In two recently published clinical studies, Holmes’ research group has demonstrated that a single session treatment including a visually demanding computer game (Tetris) significantly decreased the risk of flashbacks for people who have experienced either a traumatic traffic accident or a traumatic birth. Recalling the traumatic memory in combination with new visual impres¬sions can make it less intrusive.
“Now we are preparing to try similar strategies with other groups who have also been involved in trauma. Refugees comprise a group of which many we know are plagued by intrusive memories of trauma,” comments Emily Holmes.
Her translational research also covers mental images in connec¬tion with bipolar disorder and depression – in part how extremely positive or negative mental imagers contribute to the disorder, and in part how therapeutic innovations based on mental images can be designed.
Professor of Psychology at the Department of Clinical Neuroscience
Emily Holmes was born in Surrey, United Kingdom, in 1971. She has studied psychology at the University of Oxford, Uppsala University and Royal Holloway University of London, where she completed training as a Clinical Psychologist in 2000. She was awarded her PhD at the University of Cambridge in 2005.
As a researcher, Holmes has primarily worked at the University of Oxford where she was appointed Professor in 2010 and is currently a Visiting Professor. From 2012–2016 she was Programme Leader at the Medical Research Council’s Cognition and Brain Science Unit, Cambridge. Holmes came to KI as a Guest Professor in 2014. Emily Holmes has been ‘called’ from 1 August 2016 to be Professor of Psychology at Karolinska Institutet.
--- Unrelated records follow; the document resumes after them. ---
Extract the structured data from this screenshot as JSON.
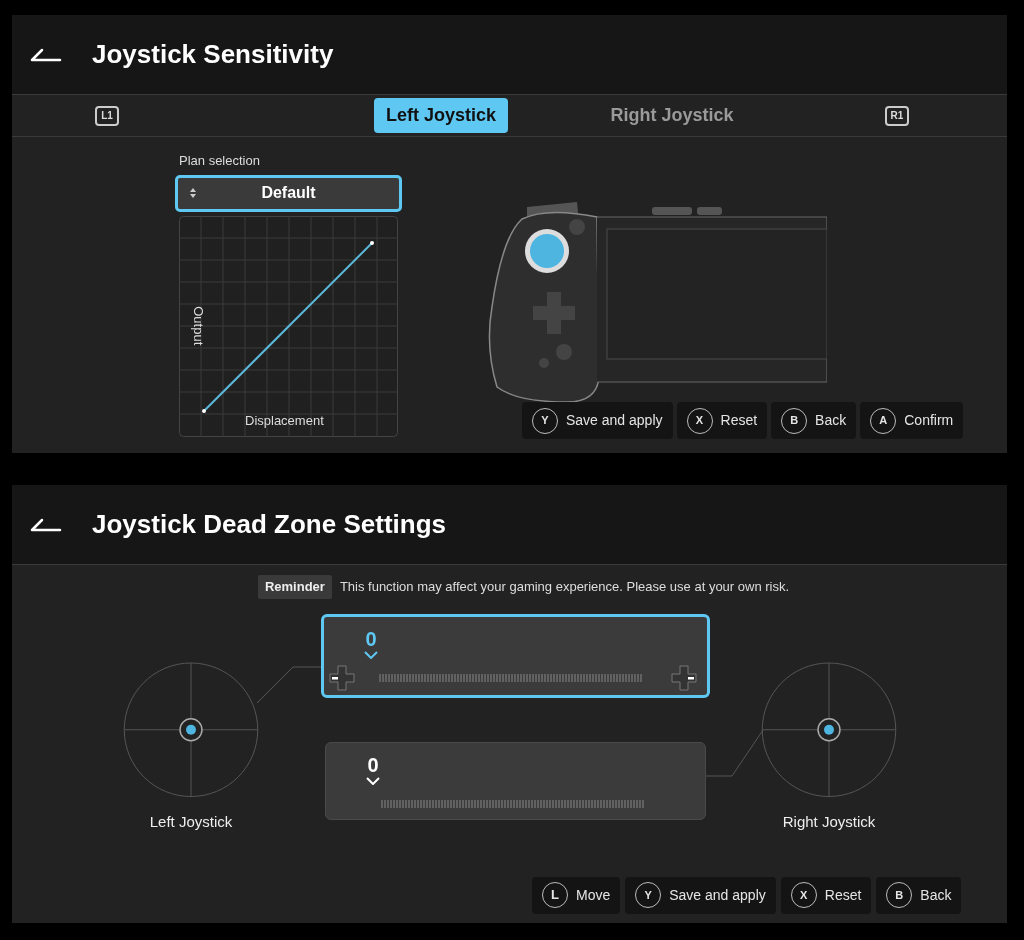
{
  "sensitivity": {
    "title": "Joystick Sensitivity",
    "tabs": [
      {
        "kind": "key",
        "label": "L1",
        "selected": false
      },
      {
        "kind": "tab",
        "label": "Left Joystick",
        "selected": true
      },
      {
        "kind": "tab",
        "label": "Right Joystick",
        "selected": false
      },
      {
        "kind": "key",
        "label": "R1",
        "selected": false
      }
    ],
    "plan_label": "Plan selection",
    "plan_value": "Default",
    "curve": {
      "ylabel": "Output",
      "xlabel": "Displacement"
    },
    "hints": [
      {
        "key": "Y",
        "label": "Save and apply"
      },
      {
        "key": "X",
        "label": "Reset"
      },
      {
        "key": "B",
        "label": "Back"
      },
      {
        "key": "A",
        "label": "Confirm"
      }
    ]
  },
  "dead_zone": {
    "title": "Joystick Dead Zone Settings",
    "reminder_tag": "Reminder",
    "reminder_text": "This function may affect your gaming experience. Please use at your own risk.",
    "joysticks": [
      {
        "label": "Left Joystick"
      },
      {
        "label": "Right Joystick"
      }
    ],
    "sliders": [
      {
        "value": "0",
        "selected": true
      },
      {
        "value": "0",
        "selected": false
      }
    ],
    "hints": [
      {
        "kind": "stick",
        "key": "L",
        "label": "Move"
      },
      {
        "kind": "button",
        "key": "Y",
        "label": "Save and apply"
      },
      {
        "kind": "button",
        "key": "X",
        "label": "Reset"
      },
      {
        "kind": "button",
        "key": "B",
        "label": "Back"
      }
    ]
  }
}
Text: Anders Nilsson, translated from Swedish, first published in “From Cell to Society” 2017.